=== Entries supplied ===
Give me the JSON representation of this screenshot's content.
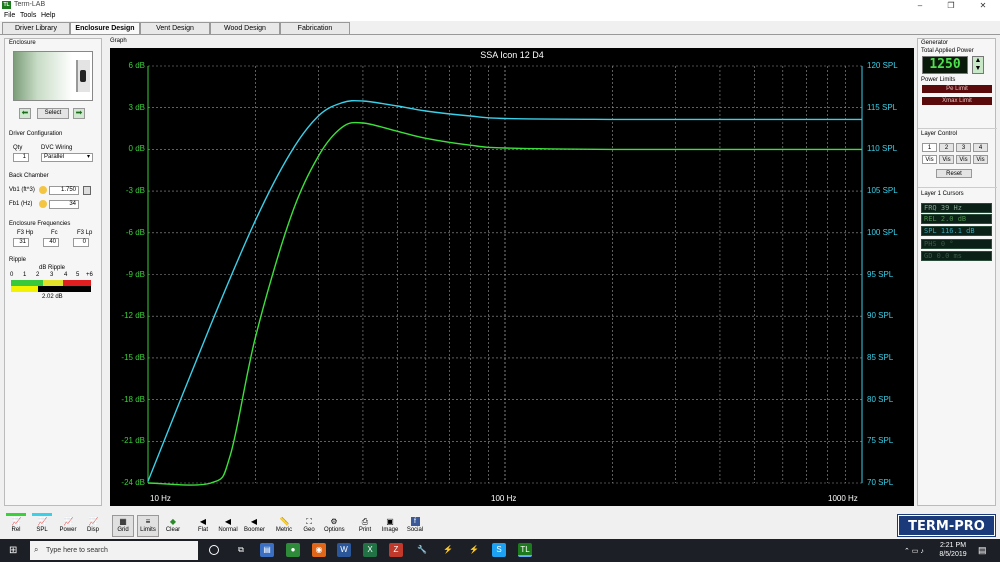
{
  "app": {
    "title": "Term-LAB",
    "logo": "TL"
  },
  "window_controls": [
    "–",
    "❐",
    "✕"
  ],
  "menu": [
    "File",
    "Tools",
    "Help"
  ],
  "tabs": [
    "Driver Library",
    "Enclosure Design",
    "Vent Design",
    "Wood Design",
    "Fabrication"
  ],
  "active_tab": "Enclosure Design",
  "left": {
    "enclosure_title": "Enclosure",
    "select_label": "Select",
    "driver_config_title": "Driver Configuration",
    "qty_label": "Qty",
    "qty_value": "1",
    "dvc_label": "DVC Wiring",
    "dvc_value": "Parallel",
    "back_chamber_title": "Back Chamber",
    "vb1_label": "Vb1 (ft^3)",
    "vb1_value": "1.750",
    "fb1_label": "Fb1 (Hz)",
    "fb1_value": "34",
    "enc_freq_title": "Enclosure Frequencies",
    "f3hp_label": "F3 Hp",
    "f3hp_value": "31",
    "fc_label": "Fc",
    "fc_value": "40",
    "f3lp_label": "F3 Lp",
    "f3lp_value": "0",
    "ripple_title": "Ripple",
    "db_ripple_label": "dB Ripple",
    "ripple_scale": [
      "0",
      "1",
      "2",
      "3",
      "4",
      "5",
      "+6"
    ],
    "ripple_value": "2.02 dB"
  },
  "graph": {
    "section_label": "Graph",
    "title": "SSA Icon 12 D4"
  },
  "chart_data": {
    "type": "line",
    "title": "SSA Icon 12 D4",
    "x_scale": "log",
    "xlim": [
      10,
      1000
    ],
    "x_tick_labels": [
      "10 Hz",
      "100 Hz",
      "1000 Hz"
    ],
    "ylim_left": [
      -24,
      6
    ],
    "ylim_right": [
      70,
      120
    ],
    "left_ticks": [
      "6 dB",
      "3 dB",
      "0 dB",
      "-3 dB",
      "-6 dB",
      "-9 dB",
      "-12 dB",
      "-15 dB",
      "-18 dB",
      "-21 dB",
      "-24 dB"
    ],
    "right_ticks": [
      "120 SPL",
      "115 SPL",
      "110 SPL",
      "105 SPL",
      "100 SPL",
      "95 SPL",
      "90 SPL",
      "85 SPL",
      "80 SPL",
      "75 SPL",
      "70 SPL"
    ],
    "grid": true,
    "series": [
      {
        "color": "#3ad0e8",
        "axis": "right",
        "x": [
          10,
          15,
          20,
          25,
          30,
          35,
          40,
          50,
          60,
          80,
          100,
          200,
          500,
          1000
        ],
        "y": [
          70.2,
          89,
          101.5,
          109.5,
          114,
          115.6,
          115.8,
          115.2,
          114.6,
          114.0,
          113.7,
          113.6,
          113.6,
          113.6
        ]
      },
      {
        "color": "#3ce03c",
        "axis": "left",
        "x": [
          10,
          15,
          17,
          20,
          25,
          30,
          35,
          40,
          50,
          60,
          80,
          100,
          200,
          500,
          1000
        ],
        "y": [
          -24,
          -24,
          -22,
          -13.5,
          -5,
          -0.5,
          1.6,
          1.9,
          1.3,
          0.8,
          0.3,
          0.1,
          0.0,
          0.0,
          0.0
        ]
      }
    ]
  },
  "right": {
    "generator_title": "Generator",
    "total_power_label": "Total Applied Power",
    "power_value": "1250",
    "power_limits_label": "Power Limits",
    "pe_limit": "Pe Limit",
    "xmax_limit": "Xmax Limit",
    "layer_control_title": "Layer Control",
    "layers": [
      "1",
      "2",
      "3",
      "4"
    ],
    "vis": [
      "Vis",
      "Vis",
      "Vis",
      "Vis"
    ],
    "reset_label": "Reset",
    "cursors_title": "Layer 1 Cursors",
    "cursors": [
      "FRQ      39 Hz",
      "REL      2.0 dB",
      "SPL  116.1 dB",
      "PHS      0 °",
      "GD       0.0 ms"
    ]
  },
  "bottom_tools": [
    "Rel",
    "SPL",
    "Power",
    "Disp",
    "Grid",
    "Limits",
    "Clear",
    "Flat",
    "Normal",
    "Boomer",
    "Metric",
    "Geo",
    "Options",
    "Print",
    "Image",
    "Social"
  ],
  "brand": "TERM-PRO",
  "taskbar": {
    "search_placeholder": "Type here to search",
    "time": "2:21 PM",
    "date": "8/5/2019"
  }
}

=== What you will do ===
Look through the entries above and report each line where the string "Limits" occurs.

=== Result for this task ===
    "power_limits_label": "Power Limits",
    "Limits",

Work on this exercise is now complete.